_What this task involves:_ Using the listing below, please count the lines that contain the string "name". Only the number is wanted.

START Supplied entries

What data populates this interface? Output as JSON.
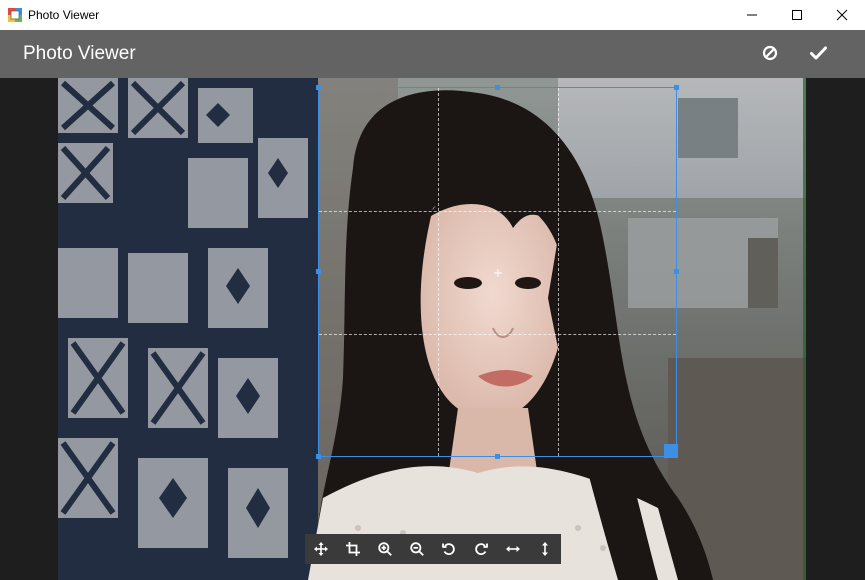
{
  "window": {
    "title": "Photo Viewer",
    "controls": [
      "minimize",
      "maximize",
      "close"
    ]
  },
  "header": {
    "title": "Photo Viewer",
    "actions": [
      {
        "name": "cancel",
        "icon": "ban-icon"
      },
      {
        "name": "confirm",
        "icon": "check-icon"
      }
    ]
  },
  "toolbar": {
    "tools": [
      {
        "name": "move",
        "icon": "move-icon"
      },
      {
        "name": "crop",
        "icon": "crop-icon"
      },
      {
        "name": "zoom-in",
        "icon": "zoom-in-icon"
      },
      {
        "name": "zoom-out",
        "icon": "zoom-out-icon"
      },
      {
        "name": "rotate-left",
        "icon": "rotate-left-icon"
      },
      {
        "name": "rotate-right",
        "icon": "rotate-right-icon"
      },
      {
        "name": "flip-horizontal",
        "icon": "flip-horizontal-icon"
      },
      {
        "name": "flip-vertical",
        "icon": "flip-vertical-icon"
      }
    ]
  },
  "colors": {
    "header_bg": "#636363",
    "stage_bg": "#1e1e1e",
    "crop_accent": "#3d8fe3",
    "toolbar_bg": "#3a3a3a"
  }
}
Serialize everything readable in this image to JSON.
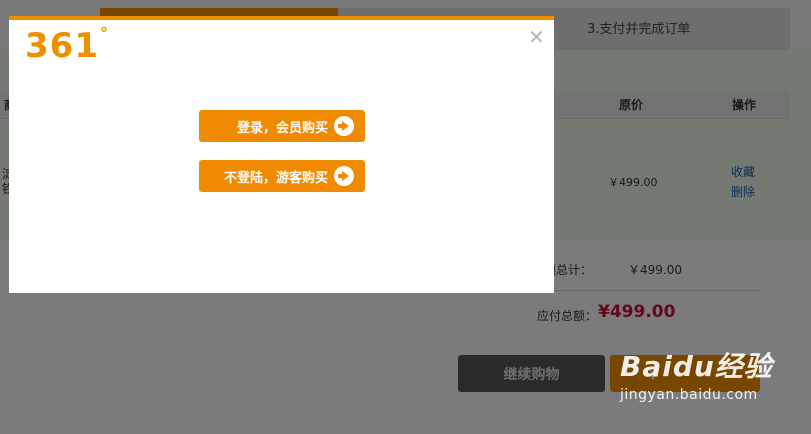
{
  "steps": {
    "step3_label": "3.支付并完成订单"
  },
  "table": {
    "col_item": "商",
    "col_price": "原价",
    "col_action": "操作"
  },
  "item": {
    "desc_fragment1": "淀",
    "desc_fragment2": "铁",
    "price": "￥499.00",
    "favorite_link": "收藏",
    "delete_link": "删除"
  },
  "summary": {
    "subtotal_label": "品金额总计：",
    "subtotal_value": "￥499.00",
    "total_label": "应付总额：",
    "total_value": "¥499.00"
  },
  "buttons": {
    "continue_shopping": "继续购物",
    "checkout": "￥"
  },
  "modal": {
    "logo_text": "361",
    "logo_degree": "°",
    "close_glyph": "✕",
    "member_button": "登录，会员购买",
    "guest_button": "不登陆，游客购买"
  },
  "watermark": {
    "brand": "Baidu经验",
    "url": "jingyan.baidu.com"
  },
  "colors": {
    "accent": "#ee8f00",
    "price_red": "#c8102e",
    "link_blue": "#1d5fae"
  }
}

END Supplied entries

_Response for this exercise:_ 10